BEGIN Source information

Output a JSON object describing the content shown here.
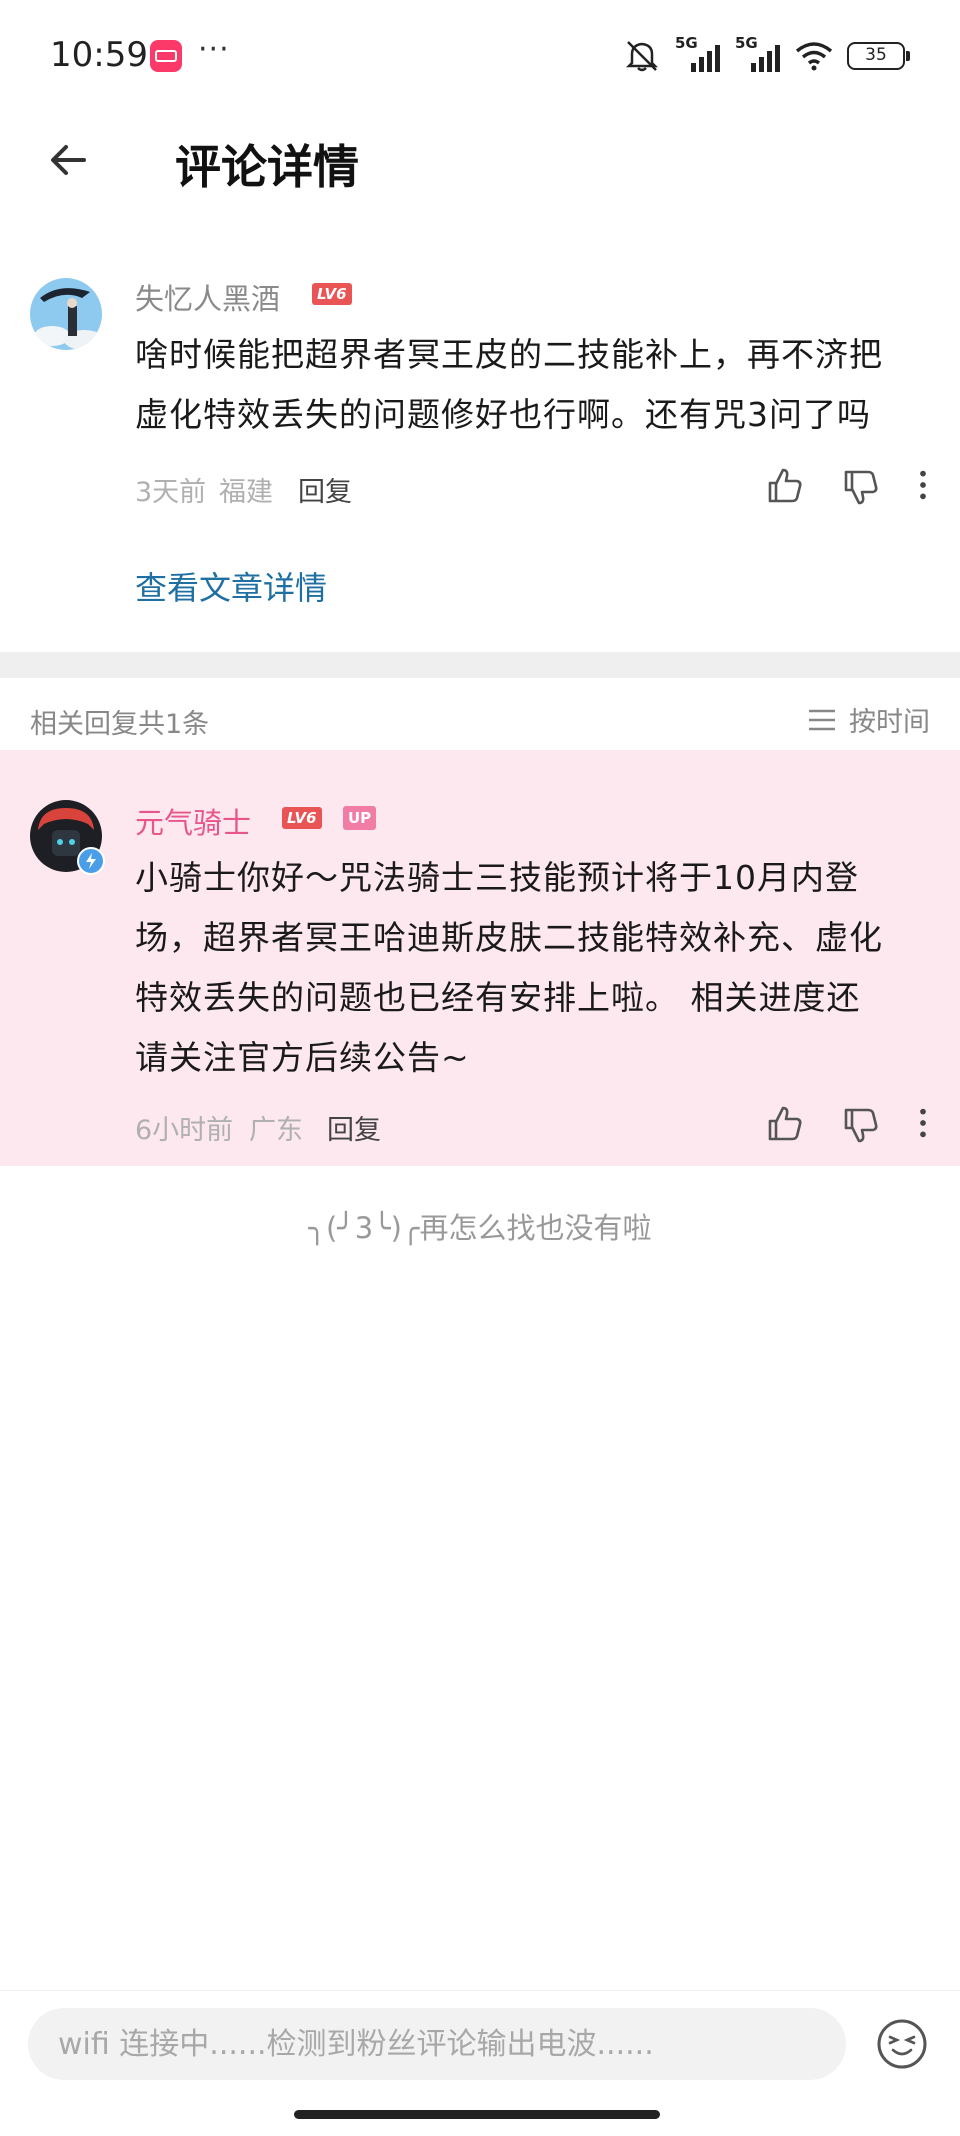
{
  "status_bar": {
    "time": "10:59",
    "more": "···",
    "battery": "35",
    "network_1": "5G",
    "network_2": "5G"
  },
  "header": {
    "title": "评论详情"
  },
  "comment": {
    "username": "失忆人黑酒",
    "level": "LV6",
    "text_line1": "啥时候能把超界者冥王皮的二技能补上，再不济把",
    "text_line2": "虚化特效丢失的问题修好也行啊。还有咒3问了吗",
    "time": "3天前",
    "location": "福建",
    "reply_label": "回复",
    "view_article": "查看文章详情"
  },
  "replies_section": {
    "count_label": "相关回复共1条",
    "sort_label": "按时间"
  },
  "reply": {
    "username": "元气骑士",
    "level": "LV6",
    "up_tag": "UP",
    "text_line1": "小骑士你好～咒法骑士三技能预计将于10月内登",
    "text_line2": "场，超界者冥王哈迪斯皮肤二技能特效补充、虚化",
    "text_line3": "特效丢失的问题也已经有安排上啦。 相关进度还",
    "text_line4": "请关注官方后续公告~",
    "time": "6小时前",
    "location": "广东",
    "reply_label": "回复",
    "name_color": "#e8558a"
  },
  "end_message": "╮(╯3╰)╭再怎么找也没有啦",
  "input": {
    "placeholder": "wifi 连接中......检测到粉丝评论输出电波......"
  },
  "icons": [
    "back-arrow-icon",
    "thumb-up-icon",
    "thumb-down-icon",
    "more-vertical-icon",
    "sort-list-icon",
    "emoji-icon",
    "verified-icon"
  ]
}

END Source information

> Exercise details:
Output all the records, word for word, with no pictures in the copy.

> Result of the exercise:
Output a JSON object describing the content shown here.
{
  "status_bar": {
    "time": "10:59",
    "more": "···",
    "battery": "35",
    "network_1": "5G",
    "network_2": "5G"
  },
  "header": {
    "title": "评论详情"
  },
  "comment": {
    "username": "失忆人黑酒",
    "level": "LV6",
    "text_line1": "啥时候能把超界者冥王皮的二技能补上，再不济把",
    "text_line2": "虚化特效丢失的问题修好也行啊。还有咒3问了吗",
    "time": "3天前",
    "location": "福建",
    "reply_label": "回复",
    "view_article": "查看文章详情"
  },
  "replies_section": {
    "count_label": "相关回复共1条",
    "sort_label": "按时间"
  },
  "reply": {
    "username": "元气骑士",
    "level": "LV6",
    "up_tag": "UP",
    "text_line1": "小骑士你好～咒法骑士三技能预计将于10月内登",
    "text_line2": "场，超界者冥王哈迪斯皮肤二技能特效补充、虚化",
    "text_line3": "特效丢失的问题也已经有安排上啦。 相关进度还",
    "text_line4": "请关注官方后续公告~",
    "time": "6小时前",
    "location": "广东",
    "reply_label": "回复",
    "name_color": "#e8558a"
  },
  "end_message": "╮(╯3╰)╭再怎么找也没有啦",
  "input": {
    "placeholder": "wifi 连接中......检测到粉丝评论输出电波......"
  },
  "icons": [
    "back-arrow-icon",
    "thumb-up-icon",
    "thumb-down-icon",
    "more-vertical-icon",
    "sort-list-icon",
    "emoji-icon",
    "verified-icon"
  ]
}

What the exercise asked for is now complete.